Wednesday, March 14, 2012
Paediatrics in Kenya
This week included: Nadia, below, who was found abandoned in a field with her umbilical cord attached, presumably shortly after birth. Someone brought her to Kijabe, where the police and child welfare are now involved. She was named by the nursing staff and is loved and held and fed. Seems unlikely that her mother will be traced. And a sampling of others from the last couple of days: cryptococcal meningitis, a rare fungal brain infection in a child with AIDS. Bacterial meningitis leaving a 12 year old spastic and uncommunicative. Viral meningitis in an otherwise normal kid. Pneumonia, and more pneumonia. A new case of TB, and old case of TB needing retreatment. Your basic gastroenteritis with crazy imablances of body fluids and electrolytes.

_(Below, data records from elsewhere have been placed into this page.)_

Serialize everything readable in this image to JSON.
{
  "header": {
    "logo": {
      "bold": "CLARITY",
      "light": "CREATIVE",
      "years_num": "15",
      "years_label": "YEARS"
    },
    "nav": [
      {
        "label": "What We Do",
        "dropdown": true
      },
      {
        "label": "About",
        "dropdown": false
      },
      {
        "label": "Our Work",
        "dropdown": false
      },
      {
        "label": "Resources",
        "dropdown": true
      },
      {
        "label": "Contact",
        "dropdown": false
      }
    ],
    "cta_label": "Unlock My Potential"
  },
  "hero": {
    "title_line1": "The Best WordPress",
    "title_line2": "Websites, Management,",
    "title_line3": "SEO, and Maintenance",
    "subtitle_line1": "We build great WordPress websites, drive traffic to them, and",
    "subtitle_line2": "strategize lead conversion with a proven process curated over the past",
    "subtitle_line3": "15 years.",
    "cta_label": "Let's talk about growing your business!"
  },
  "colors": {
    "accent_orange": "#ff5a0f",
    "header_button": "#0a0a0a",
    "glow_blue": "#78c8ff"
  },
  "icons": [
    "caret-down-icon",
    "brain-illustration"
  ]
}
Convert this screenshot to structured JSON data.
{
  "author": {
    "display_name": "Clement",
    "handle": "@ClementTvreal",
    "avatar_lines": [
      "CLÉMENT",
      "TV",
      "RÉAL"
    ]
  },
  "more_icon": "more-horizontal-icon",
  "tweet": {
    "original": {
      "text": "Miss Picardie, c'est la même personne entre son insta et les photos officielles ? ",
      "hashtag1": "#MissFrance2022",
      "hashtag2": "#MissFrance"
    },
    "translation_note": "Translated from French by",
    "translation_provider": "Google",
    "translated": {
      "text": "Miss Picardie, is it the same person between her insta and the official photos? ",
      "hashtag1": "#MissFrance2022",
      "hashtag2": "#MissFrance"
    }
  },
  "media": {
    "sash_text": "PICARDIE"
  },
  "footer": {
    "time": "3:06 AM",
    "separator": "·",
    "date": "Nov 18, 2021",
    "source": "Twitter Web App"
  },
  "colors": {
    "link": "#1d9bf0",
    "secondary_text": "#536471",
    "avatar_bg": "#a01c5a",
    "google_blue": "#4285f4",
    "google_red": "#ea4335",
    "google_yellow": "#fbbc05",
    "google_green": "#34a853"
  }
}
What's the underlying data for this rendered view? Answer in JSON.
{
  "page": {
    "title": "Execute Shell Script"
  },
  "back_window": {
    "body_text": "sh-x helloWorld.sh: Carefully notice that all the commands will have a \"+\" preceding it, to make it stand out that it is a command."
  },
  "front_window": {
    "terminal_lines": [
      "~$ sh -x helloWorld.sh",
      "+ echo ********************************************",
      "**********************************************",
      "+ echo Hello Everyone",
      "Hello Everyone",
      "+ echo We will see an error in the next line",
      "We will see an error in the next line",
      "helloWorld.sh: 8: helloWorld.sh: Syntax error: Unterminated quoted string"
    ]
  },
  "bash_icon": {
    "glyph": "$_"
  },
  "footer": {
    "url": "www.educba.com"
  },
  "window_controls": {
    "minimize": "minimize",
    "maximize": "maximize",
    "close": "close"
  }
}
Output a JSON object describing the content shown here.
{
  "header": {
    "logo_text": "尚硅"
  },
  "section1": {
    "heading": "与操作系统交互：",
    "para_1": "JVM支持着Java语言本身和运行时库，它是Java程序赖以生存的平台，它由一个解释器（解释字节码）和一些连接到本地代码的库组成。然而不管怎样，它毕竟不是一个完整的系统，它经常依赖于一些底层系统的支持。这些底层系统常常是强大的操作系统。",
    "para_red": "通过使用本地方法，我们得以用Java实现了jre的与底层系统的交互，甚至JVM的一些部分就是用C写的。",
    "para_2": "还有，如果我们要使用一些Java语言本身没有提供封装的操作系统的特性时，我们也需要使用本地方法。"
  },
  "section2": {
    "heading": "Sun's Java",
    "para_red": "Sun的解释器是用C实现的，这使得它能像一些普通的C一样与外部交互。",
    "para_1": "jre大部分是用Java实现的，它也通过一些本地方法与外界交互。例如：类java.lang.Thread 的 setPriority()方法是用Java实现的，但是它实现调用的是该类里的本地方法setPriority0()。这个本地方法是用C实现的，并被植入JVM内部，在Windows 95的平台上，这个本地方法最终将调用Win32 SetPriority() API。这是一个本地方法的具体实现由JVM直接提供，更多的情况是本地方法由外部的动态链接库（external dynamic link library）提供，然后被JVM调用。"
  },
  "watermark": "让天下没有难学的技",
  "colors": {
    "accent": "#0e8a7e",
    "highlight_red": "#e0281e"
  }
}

A 4 year old whose parents brought him from near Somalia carrying an xray that shows his fibula (small bone of lower leg) has been almost completely eaten away by infection in the two months it took them to get care. A 2 year old covered in scabies. A 7-pound 1 1/2 year old. A teenager with sickle cell and pain. A little girl with nephrotic syndrome, a kidney disease. A baby whose mother stopped breast feeding too early in an attempt to prevent him from becoming infected with her HIV virus. A severely jaundiced 1-month old who stopped breathing while we were drawing his blood. A preemie who had lost a third of his weight after going home too early from another hospital. Toddlers with rickets, and more rickets, irritable and weak and developmentally delayed and breathing too fast. Malaria (rare here). A new diagnosis of a bleeding disorder called Von Willebrand's. Urinary tract infection. Congenital anomalies of the intestines, and the brain. And the face and the heart. We end with this little baby from the Maasai Mara, which is not just a game reserve but also people's home. He wasn't feeding or growing well due to a cleft lip and palate. But when he remained rather dusky blue on lots of oxygen Mardi wisely suspected congenital heart disease. His young parents were worried about the bill and ready to just leave, but thanks to the Needy Children's Fund we were able to pay for an ambulance ride to a cardiologist for a real diagnosis. Sadly Brian has no real connection from his heart to his lungs, and can only live until the ductus arteriosis (normally present in fetal life but closes after birth) fully shuts down. Then he will die. Our palliative care team and chaplain and I sat down and explained and prayed and made a plan for him to go home comfortably.That's a sampling of is carried into our doors in a few days. Sometimes I wish for something simpler, for consistent and treatable problems so I can feel more competent. But if I stop to think about it I know it is a gift to be challenged and stretched. To be learning. To be carrying the lives of these children in my hands, and to hand them off to my partner as well. To be honest with bad news and limitations, and to encourage those who are fearful. To form those brief but intense bonds with parents at the bedside. Agnes' mom found me today before she left the hospital, and gave me a big hug. In the non-stop pulled-in-ten-directions work these days she reminds me that it is worth it.